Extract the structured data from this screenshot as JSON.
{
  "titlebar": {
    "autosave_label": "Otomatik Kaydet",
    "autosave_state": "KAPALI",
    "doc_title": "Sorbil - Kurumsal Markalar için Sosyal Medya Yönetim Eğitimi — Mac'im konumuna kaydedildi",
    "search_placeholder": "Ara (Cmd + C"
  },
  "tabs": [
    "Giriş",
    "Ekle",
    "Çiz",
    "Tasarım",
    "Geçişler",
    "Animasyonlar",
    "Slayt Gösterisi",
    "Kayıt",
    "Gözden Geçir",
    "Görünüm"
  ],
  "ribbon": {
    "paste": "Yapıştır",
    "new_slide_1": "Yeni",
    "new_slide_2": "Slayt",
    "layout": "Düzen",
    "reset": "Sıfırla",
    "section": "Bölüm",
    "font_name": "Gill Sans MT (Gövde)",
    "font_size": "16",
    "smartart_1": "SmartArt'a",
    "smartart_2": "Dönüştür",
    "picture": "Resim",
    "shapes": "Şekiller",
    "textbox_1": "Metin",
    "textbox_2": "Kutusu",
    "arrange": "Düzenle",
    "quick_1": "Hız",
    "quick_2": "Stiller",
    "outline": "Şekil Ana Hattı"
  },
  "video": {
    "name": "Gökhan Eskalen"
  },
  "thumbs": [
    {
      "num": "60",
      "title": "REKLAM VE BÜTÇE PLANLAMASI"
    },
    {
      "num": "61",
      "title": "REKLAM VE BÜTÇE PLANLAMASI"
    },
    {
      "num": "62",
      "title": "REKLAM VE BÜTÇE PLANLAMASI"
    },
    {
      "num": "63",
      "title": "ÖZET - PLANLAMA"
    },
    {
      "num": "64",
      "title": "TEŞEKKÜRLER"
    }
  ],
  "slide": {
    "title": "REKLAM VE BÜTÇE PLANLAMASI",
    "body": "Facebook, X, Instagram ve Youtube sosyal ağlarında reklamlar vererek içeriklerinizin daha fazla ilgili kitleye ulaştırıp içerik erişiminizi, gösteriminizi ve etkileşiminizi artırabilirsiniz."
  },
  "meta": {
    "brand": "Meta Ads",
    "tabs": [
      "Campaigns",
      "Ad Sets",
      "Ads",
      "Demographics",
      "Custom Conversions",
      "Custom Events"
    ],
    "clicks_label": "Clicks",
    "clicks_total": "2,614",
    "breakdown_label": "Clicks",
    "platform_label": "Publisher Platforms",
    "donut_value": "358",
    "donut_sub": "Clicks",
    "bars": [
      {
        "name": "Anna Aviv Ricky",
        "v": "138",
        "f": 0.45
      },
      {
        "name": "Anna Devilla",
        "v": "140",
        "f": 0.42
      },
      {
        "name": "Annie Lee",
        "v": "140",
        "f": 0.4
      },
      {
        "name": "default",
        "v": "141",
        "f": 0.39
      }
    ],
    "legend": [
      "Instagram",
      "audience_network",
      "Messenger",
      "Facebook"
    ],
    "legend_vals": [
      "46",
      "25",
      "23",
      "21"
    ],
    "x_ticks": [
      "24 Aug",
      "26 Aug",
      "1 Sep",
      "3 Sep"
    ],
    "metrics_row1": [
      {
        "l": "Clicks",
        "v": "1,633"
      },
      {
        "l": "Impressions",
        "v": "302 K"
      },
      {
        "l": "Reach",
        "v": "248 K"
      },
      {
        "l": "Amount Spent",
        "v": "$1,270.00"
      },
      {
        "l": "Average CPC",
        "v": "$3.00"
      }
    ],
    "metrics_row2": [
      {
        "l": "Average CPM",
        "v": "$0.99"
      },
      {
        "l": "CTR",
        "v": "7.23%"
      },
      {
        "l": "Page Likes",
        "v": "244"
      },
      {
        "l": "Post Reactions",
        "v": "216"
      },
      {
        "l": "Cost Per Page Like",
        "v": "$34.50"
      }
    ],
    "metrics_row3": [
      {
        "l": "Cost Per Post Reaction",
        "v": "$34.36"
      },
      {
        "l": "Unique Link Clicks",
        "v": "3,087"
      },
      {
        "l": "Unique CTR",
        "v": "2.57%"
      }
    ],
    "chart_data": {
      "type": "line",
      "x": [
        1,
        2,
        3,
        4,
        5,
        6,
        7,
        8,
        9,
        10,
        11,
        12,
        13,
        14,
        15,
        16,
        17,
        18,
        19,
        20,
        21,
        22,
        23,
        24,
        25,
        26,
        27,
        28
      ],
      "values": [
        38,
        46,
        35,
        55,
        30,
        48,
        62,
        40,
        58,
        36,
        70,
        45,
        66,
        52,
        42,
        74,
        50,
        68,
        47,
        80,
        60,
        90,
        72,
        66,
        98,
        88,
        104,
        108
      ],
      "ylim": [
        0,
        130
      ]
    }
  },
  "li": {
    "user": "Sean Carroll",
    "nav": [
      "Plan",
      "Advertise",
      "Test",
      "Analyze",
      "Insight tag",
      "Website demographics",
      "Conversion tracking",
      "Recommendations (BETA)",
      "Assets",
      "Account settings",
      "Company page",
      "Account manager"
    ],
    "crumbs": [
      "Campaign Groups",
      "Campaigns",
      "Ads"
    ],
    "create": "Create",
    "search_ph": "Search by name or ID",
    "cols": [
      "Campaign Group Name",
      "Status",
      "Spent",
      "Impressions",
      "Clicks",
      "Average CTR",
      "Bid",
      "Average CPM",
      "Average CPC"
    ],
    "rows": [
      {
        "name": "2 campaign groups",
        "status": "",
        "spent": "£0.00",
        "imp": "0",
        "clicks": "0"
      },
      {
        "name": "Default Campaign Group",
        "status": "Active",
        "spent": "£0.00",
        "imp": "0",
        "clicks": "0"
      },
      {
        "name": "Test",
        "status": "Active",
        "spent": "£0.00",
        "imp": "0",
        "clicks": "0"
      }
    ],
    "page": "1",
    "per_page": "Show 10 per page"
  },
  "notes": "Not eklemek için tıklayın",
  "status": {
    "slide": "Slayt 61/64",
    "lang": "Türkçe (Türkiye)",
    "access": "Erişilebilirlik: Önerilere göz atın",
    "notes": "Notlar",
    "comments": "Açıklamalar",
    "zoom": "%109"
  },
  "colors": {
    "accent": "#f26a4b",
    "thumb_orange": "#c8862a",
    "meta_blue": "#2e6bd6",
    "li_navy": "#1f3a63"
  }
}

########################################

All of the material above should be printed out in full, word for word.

Extract the structured data from this screenshot as JSON.
{
  "titlebar": {
    "autosave_label": "Otomatik Kaydet",
    "autosave_state": "KAPALI",
    "doc_title": "Sorbil - Kurumsal Markalar için Sosyal Medya Yönetim Eğitimi — Mac'im konumuna kaydedildi",
    "search_placeholder": "Ara (Cmd + C"
  },
  "tabs": [
    "Giriş",
    "Ekle",
    "Çiz",
    "Tasarım",
    "Geçişler",
    "Animasyonlar",
    "Slayt Gösterisi",
    "Kayıt",
    "Gözden Geçir",
    "Görünüm"
  ],
  "ribbon": {
    "paste": "Yapıştır",
    "new_slide_1": "Yeni",
    "new_slide_2": "Slayt",
    "layout": "Düzen",
    "reset": "Sıfırla",
    "section": "Bölüm",
    "font_name": "Gill Sans MT (Gövde)",
    "font_size": "16",
    "smartart_1": "SmartArt'a",
    "smartart_2": "Dönüştür",
    "picture": "Resim",
    "shapes": "Şekiller",
    "textbox_1": "Metin",
    "textbox_2": "Kutusu",
    "arrange": "Düzenle",
    "quick_1": "Hız",
    "quick_2": "Stiller",
    "outline": "Şekil Ana Hattı"
  },
  "video": {
    "name": "Gökhan Eskalen"
  },
  "thumbs": [
    {
      "num": "60",
      "title": "REKLAM VE BÜTÇE PLANLAMASI"
    },
    {
      "num": "61",
      "title": "REKLAM VE BÜTÇE PLANLAMASI"
    },
    {
      "num": "62",
      "title": "REKLAM VE BÜTÇE PLANLAMASI"
    },
    {
      "num": "63",
      "title": "ÖZET - PLANLAMA"
    },
    {
      "num": "64",
      "title": "TEŞEKKÜRLER"
    }
  ],
  "slide": {
    "title": "REKLAM VE BÜTÇE PLANLAMASI",
    "body": "Facebook, X, Instagram ve Youtube sosyal ağlarında reklamlar vererek içeriklerinizin daha fazla ilgili kitleye ulaştırıp içerik erişiminizi, gösteriminizi ve etkileşiminizi artırabilirsiniz."
  },
  "meta": {
    "brand": "Meta Ads",
    "tabs": [
      "Campaigns",
      "Ad Sets",
      "Ads",
      "Demographics",
      "Custom Conversions",
      "Custom Events"
    ],
    "clicks_label": "Clicks",
    "clicks_total": "2,614",
    "breakdown_label": "Clicks",
    "platform_label": "Publisher Platforms",
    "donut_value": "358",
    "donut_sub": "Clicks",
    "bars": [
      {
        "name": "Anna Aviv Ricky",
        "v": "138",
        "f": 0.45
      },
      {
        "name": "Anna Devilla",
        "v": "140",
        "f": 0.42
      },
      {
        "name": "Annie Lee",
        "v": "140",
        "f": 0.4
      },
      {
        "name": "default",
        "v": "141",
        "f": 0.39
      }
    ],
    "legend": [
      "Instagram",
      "audience_network",
      "Messenger",
      "Facebook"
    ],
    "legend_vals": [
      "46",
      "25",
      "23",
      "21"
    ],
    "x_ticks": [
      "24 Aug",
      "26 Aug",
      "1 Sep",
      "3 Sep"
    ],
    "metrics_row1": [
      {
        "l": "Clicks",
        "v": "1,633"
      },
      {
        "l": "Impressions",
        "v": "302 K"
      },
      {
        "l": "Reach",
        "v": "248 K"
      },
      {
        "l": "Amount Spent",
        "v": "$1,270.00"
      },
      {
        "l": "Average CPC",
        "v": "$3.00"
      }
    ],
    "metrics_row2": [
      {
        "l": "Average CPM",
        "v": "$0.99"
      },
      {
        "l": "CTR",
        "v": "7.23%"
      },
      {
        "l": "Page Likes",
        "v": "244"
      },
      {
        "l": "Post Reactions",
        "v": "216"
      },
      {
        "l": "Cost Per Page Like",
        "v": "$34.50"
      }
    ],
    "metrics_row3": [
      {
        "l": "Cost Per Post Reaction",
        "v": "$34.36"
      },
      {
        "l": "Unique Link Clicks",
        "v": "3,087"
      },
      {
        "l": "Unique CTR",
        "v": "2.57%"
      }
    ],
    "chart_data": {
      "type": "line",
      "x": [
        1,
        2,
        3,
        4,
        5,
        6,
        7,
        8,
        9,
        10,
        11,
        12,
        13,
        14,
        15,
        16,
        17,
        18,
        19,
        20,
        21,
        22,
        23,
        24,
        25,
        26,
        27,
        28
      ],
      "values": [
        38,
        46,
        35,
        55,
        30,
        48,
        62,
        40,
        58,
        36,
        70,
        45,
        66,
        52,
        42,
        74,
        50,
        68,
        47,
        80,
        60,
        90,
        72,
        66,
        98,
        88,
        104,
        108
      ],
      "ylim": [
        0,
        130
      ]
    }
  },
  "li": {
    "user": "Sean Carroll",
    "nav": [
      "Plan",
      "Advertise",
      "Test",
      "Analyze",
      "Insight tag",
      "Website demographics",
      "Conversion tracking",
      "Recommendations (BETA)",
      "Assets",
      "Account settings",
      "Company page",
      "Account manager"
    ],
    "crumbs": [
      "Campaign Groups",
      "Campaigns",
      "Ads"
    ],
    "create": "Create",
    "search_ph": "Search by name or ID",
    "cols": [
      "Campaign Group Name",
      "Status",
      "Spent",
      "Impressions",
      "Clicks",
      "Average CTR",
      "Bid",
      "Average CPM",
      "Average CPC"
    ],
    "rows": [
      {
        "name": "2 campaign groups",
        "status": "",
        "spent": "£0.00",
        "imp": "0",
        "clicks": "0"
      },
      {
        "name": "Default Campaign Group",
        "status": "Active",
        "spent": "£0.00",
        "imp": "0",
        "clicks": "0"
      },
      {
        "name": "Test",
        "status": "Active",
        "spent": "£0.00",
        "imp": "0",
        "clicks": "0"
      }
    ],
    "page": "1",
    "per_page": "Show 10 per page"
  },
  "notes": "Not eklemek için tıklayın",
  "status": {
    "slide": "Slayt 61/64",
    "lang": "Türkçe (Türkiye)",
    "access": "Erişilebilirlik: Önerilere göz atın",
    "notes": "Notlar",
    "comments": "Açıklamalar",
    "zoom": "%109"
  },
  "colors": {
    "accent": "#f26a4b",
    "thumb_orange": "#c8862a",
    "meta_blue": "#2e6bd6",
    "li_navy": "#1f3a63"
  }
}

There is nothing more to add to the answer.